Hummingbird Swing

I hope you had a joyous and spiritually restful Easter weekend. Now that my Easter art posts are finished, “Stories that Inspire my Art” series is back on track here on the blog. You’ll feel warm and fuzzy when you see the amazing real life video update to the story! But first, here’s a 1 minute time lapse to watch me paint a hummingbird.

Watch me paint Hummingbird in a minute (time lapse)

“We bought the hummingbirds a bird swing that advertised the claim that hummingbirds will use it. They’ve not tried it once. But oddly, a couple of other larger birds did, including a silly young cardinal.”

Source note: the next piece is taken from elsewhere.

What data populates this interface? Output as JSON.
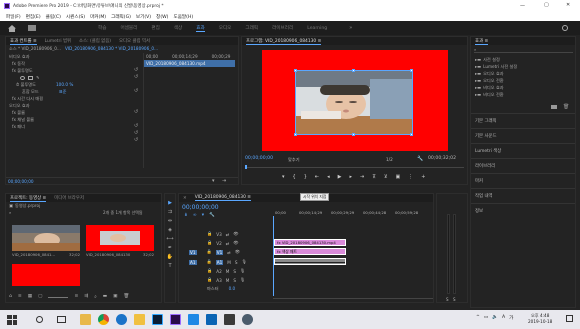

– from the book “50 Oil Paintings Inspired by Savannah, Georgia” by artist Natalie Buske Thomas

Update to the above story…

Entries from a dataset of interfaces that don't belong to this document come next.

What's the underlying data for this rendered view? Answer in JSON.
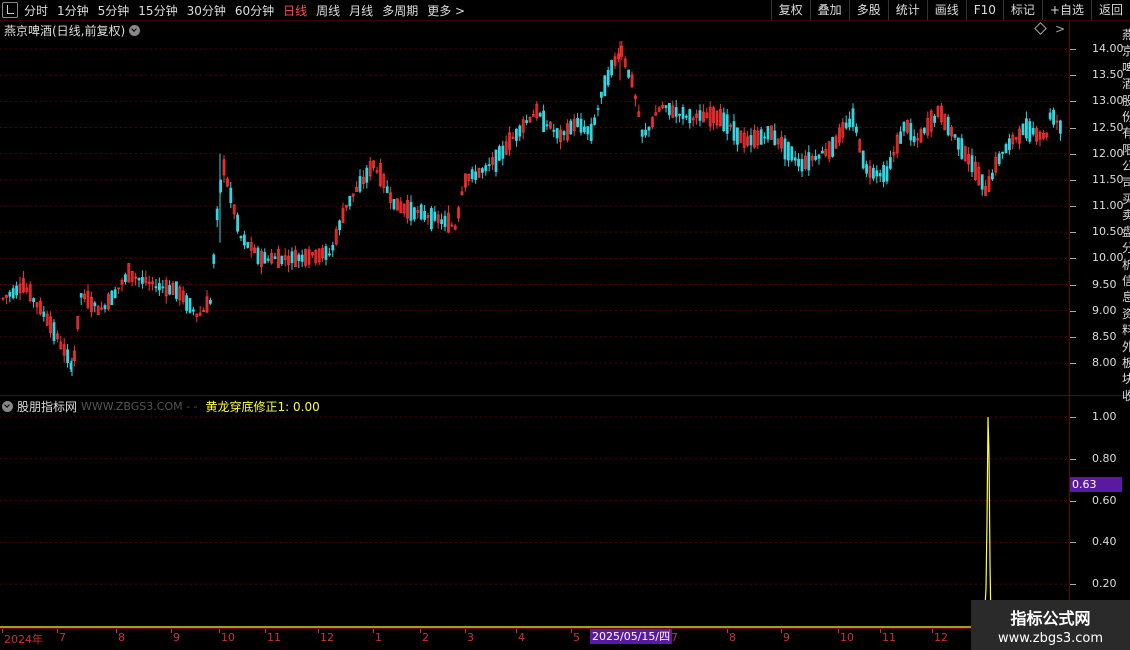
{
  "toolbar": {
    "left_items": [
      "分时",
      "1分钟",
      "5分钟",
      "15分钟",
      "30分钟",
      "60分钟",
      "日线",
      "周线",
      "月线",
      "多周期",
      "更多 >"
    ],
    "active_item": "日线",
    "right_items": [
      "复权",
      "叠加",
      "多股",
      "统计",
      "画线",
      "F10",
      "标记",
      "+自选",
      "返回"
    ]
  },
  "main_panel": {
    "title": "燕京啤酒(日线,前复权)"
  },
  "indicator_panel": {
    "name": "股朋指标网",
    "site": "WWW.ZBGS3.COM - -",
    "value_text": "黄龙穿底修正1: 0.00"
  },
  "price_axis": [
    "14.00",
    "13.50",
    "13.00",
    "12.50",
    "12.00",
    "11.50",
    "11.00",
    "10.50",
    "10.00",
    "9.50",
    "9.00",
    "8.50",
    "8.00"
  ],
  "indicator_axis": [
    "1.00",
    "0.80",
    "0.60",
    "0.40",
    "0.20"
  ],
  "indicator_price_tag": "0.63",
  "x_axis": {
    "labels": [
      "2024年",
      "7",
      "8",
      "9",
      "10",
      "11",
      "12",
      "1",
      "2",
      "3",
      "4",
      "5",
      "2025/05/15/四",
      "7",
      "8",
      "9",
      "10",
      "11",
      "12"
    ],
    "highlight": "2025/05/15/四"
  },
  "right_stub_text": [
    "燕",
    "京",
    "啤",
    "酒",
    "股",
    "份",
    "有",
    "限",
    "公",
    "司",
    "买",
    "卖",
    "盘",
    "分",
    "析",
    "信",
    "息",
    "资",
    "料",
    "外",
    "板",
    "块",
    "收"
  ],
  "watermark": {
    "line1": "指标公式网",
    "line2": "www.zbgs3.com"
  },
  "colors": {
    "up": "#ff3333",
    "down": "#33d6e0",
    "signal": "#ffff33",
    "grid": "#5a0000"
  },
  "chart_data": {
    "type": "candlestick",
    "y_range": [
      7.7,
      14.2
    ],
    "indicator_range": [
      0,
      1.0
    ],
    "spike": {
      "peak": 1.0,
      "shown_value": 0.63
    },
    "price_path": [
      [
        0,
        9.2
      ],
      [
        22,
        9.5
      ],
      [
        48,
        8.8
      ],
      [
        72,
        7.9
      ],
      [
        80,
        9.3
      ],
      [
        100,
        9.0
      ],
      [
        128,
        9.7
      ],
      [
        150,
        9.5
      ],
      [
        175,
        9.4
      ],
      [
        198,
        8.9
      ],
      [
        210,
        9.2
      ],
      [
        215,
        10.6
      ],
      [
        222,
        11.8
      ],
      [
        240,
        10.4
      ],
      [
        260,
        10.0
      ],
      [
        290,
        10.0
      ],
      [
        330,
        10.1
      ],
      [
        345,
        11.0
      ],
      [
        373,
        11.8
      ],
      [
        395,
        11.0
      ],
      [
        430,
        10.8
      ],
      [
        455,
        10.6
      ],
      [
        463,
        11.5
      ],
      [
        485,
        11.7
      ],
      [
        500,
        12.0
      ],
      [
        520,
        12.5
      ],
      [
        535,
        12.8
      ],
      [
        560,
        12.3
      ],
      [
        575,
        12.6
      ],
      [
        590,
        12.4
      ],
      [
        605,
        13.4
      ],
      [
        620,
        14.0
      ],
      [
        632,
        13.3
      ],
      [
        642,
        12.3
      ],
      [
        660,
        12.9
      ],
      [
        690,
        12.7
      ],
      [
        720,
        12.7
      ],
      [
        745,
        12.2
      ],
      [
        770,
        12.4
      ],
      [
        800,
        11.8
      ],
      [
        830,
        12.1
      ],
      [
        852,
        12.7
      ],
      [
        865,
        11.7
      ],
      [
        885,
        11.6
      ],
      [
        905,
        12.6
      ],
      [
        915,
        12.2
      ],
      [
        938,
        12.8
      ],
      [
        965,
        12.0
      ],
      [
        985,
        11.3
      ],
      [
        1000,
        12.0
      ],
      [
        1025,
        12.5
      ],
      [
        1045,
        12.3
      ],
      [
        1050,
        12.8
      ],
      [
        1060,
        12.5
      ]
    ]
  }
}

I was astonished and delighted to find a tiny hummingbird leisurely swinging on the swing we bought for him and his friends! I took this short video from inside the house. I was convinced that he was making the swing move, but as you can see there was a bit of a breeze, so I may have been wrong about that.

Regardless, he was clearly staying on the swing because it amused him or interested him in some way. Hummingbirds don’t usually stay in one place for long and it’s rare to see one so relaxed. It looks like he’s lost in thought, doesn’t it?

When you watch this little bird swing, how do you feel? Simple creatures eat, drink, interact socially, and even try new adventures, such as sitting in this swing. Is he resting, relaxing, contemplating, or merely satisfying his curiosity about this unusual branch of the tree? We are far from simple, but perhaps a hummingbird can inspire us humans with all of our complexity.

Sometimes it’s better not to overthink an unexpected opportunity that suddenly appears in our flight path. Take a seat, enjoy the ride, let your spirit rest. Maybe the swing was left there especially for you.

Patio Friends

First, the oil painting, then the story behind it… make sure you don’t miss the footage I took from my patio.

Watch me paint this hummingbird in under a minute (time lapse)

“This is a little guy that visits our patio feeder regularly. I get so much joy from seeing birds. It’s hard to explain why it would even matter to see these tiny creatures, but it feels like a gift every time …
We have several varieties of hummingbirds and sometimes they fight. I call their battles “Humming Wars” because their flight patterns and the whoosh/zoom noise they make reminds me of Star Wars’ special effects. Sometimes one of them will blitz by our heads if we are in their flight path.
It’s a privilege when the hummingbirds interact with us. When they’re just peeking inside the glass to beg for their feeder to be filled, it’s not a high quality conversation, but there have been rare occasions when they’ve communicated with us without apparent self-serving motive. I was sitting on the swing one evening with my husband. We were quietly talking, when a hummingbird appeared. He looked directly at me, and then zipped toward my head, and hovered only a few inches from my face. It was a bit unnerving, as we made unwavering eye contact for several seconds. Then, I guess his curiosity was satisfied because he left. I could exhale again, whew! I thought he might have tried pecking at my nose for nectar.”

– from the book “50 Oil Paintings Inspired by Savannah, Georgia” by artist Natalie Buske Thomas

Update to the above story…

My phone app alerted me that animated gifs were automatically generated from my photo albums. My pictures of one of our patio friends have now made this ruby throated hummingbird a movie star, debuting right here on this blog! (see gif below)

Hummingbird feeders take up very little space and you can enjoy them on a small patio or balcony. When your circumstances restrict you from a big garden, you don’t have to deprive yourself of patio friends. When we feed the birds, they visit us, and they are delightful company!